**WHAT YOU SHOULD DO:**
Your answer must be a single number: the count of lines in the entries below that hold "JSON".

=== Begin Enclosure ===

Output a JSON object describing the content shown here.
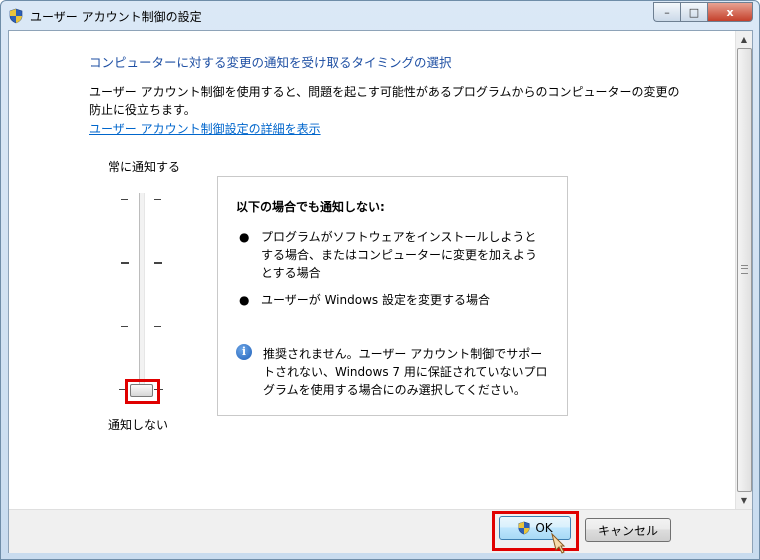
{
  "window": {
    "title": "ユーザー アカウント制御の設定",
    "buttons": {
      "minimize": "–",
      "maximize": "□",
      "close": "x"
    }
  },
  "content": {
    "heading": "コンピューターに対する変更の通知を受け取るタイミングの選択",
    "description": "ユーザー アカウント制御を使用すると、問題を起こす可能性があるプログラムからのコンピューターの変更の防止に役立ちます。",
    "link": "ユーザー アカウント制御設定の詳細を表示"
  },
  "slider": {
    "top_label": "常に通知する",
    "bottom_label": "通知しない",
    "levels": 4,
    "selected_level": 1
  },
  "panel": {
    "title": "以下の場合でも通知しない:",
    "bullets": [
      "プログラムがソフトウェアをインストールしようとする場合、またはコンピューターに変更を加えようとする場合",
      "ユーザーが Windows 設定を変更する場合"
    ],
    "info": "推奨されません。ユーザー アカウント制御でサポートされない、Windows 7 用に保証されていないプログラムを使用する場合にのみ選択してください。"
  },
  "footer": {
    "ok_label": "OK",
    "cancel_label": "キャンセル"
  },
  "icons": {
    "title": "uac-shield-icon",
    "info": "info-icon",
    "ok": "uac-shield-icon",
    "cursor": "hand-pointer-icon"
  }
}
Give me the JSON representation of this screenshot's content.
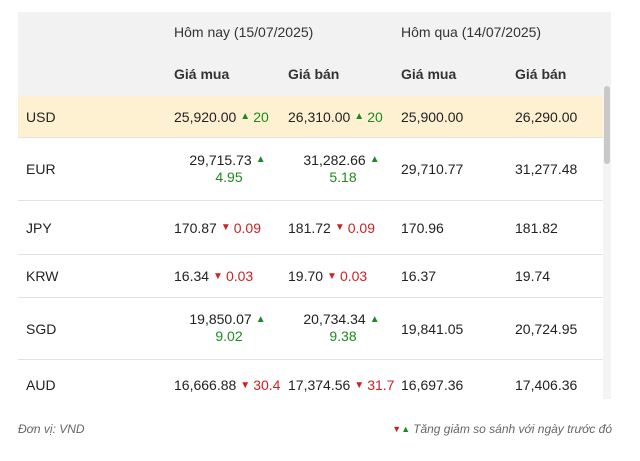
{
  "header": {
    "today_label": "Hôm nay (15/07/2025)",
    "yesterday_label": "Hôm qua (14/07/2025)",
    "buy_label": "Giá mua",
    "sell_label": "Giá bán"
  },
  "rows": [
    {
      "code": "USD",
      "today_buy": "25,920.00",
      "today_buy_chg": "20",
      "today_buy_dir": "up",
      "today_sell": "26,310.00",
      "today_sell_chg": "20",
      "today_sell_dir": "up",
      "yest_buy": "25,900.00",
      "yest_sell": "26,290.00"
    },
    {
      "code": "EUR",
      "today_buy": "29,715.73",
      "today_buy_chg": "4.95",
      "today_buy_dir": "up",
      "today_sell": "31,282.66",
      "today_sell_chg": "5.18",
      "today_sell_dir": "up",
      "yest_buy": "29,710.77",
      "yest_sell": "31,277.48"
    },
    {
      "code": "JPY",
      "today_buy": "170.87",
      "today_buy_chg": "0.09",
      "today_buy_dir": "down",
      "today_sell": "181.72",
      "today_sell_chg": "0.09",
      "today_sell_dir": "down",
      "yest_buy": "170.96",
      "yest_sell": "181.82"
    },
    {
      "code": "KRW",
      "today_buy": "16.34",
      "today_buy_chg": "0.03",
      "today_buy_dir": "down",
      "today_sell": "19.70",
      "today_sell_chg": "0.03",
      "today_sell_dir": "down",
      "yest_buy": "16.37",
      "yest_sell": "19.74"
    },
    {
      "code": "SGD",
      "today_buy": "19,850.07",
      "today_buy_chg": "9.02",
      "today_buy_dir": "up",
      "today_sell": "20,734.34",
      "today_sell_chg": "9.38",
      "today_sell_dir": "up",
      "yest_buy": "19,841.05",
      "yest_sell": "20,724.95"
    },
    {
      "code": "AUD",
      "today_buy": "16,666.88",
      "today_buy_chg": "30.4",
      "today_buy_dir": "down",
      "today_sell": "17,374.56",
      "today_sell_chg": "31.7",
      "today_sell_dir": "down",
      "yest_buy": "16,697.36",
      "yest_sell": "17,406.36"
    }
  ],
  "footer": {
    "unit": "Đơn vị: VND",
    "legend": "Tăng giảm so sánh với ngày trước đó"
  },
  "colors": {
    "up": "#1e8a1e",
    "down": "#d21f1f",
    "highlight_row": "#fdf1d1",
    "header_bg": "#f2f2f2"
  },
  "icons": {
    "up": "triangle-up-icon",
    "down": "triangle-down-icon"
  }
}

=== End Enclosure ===

**SOLUTION:**
2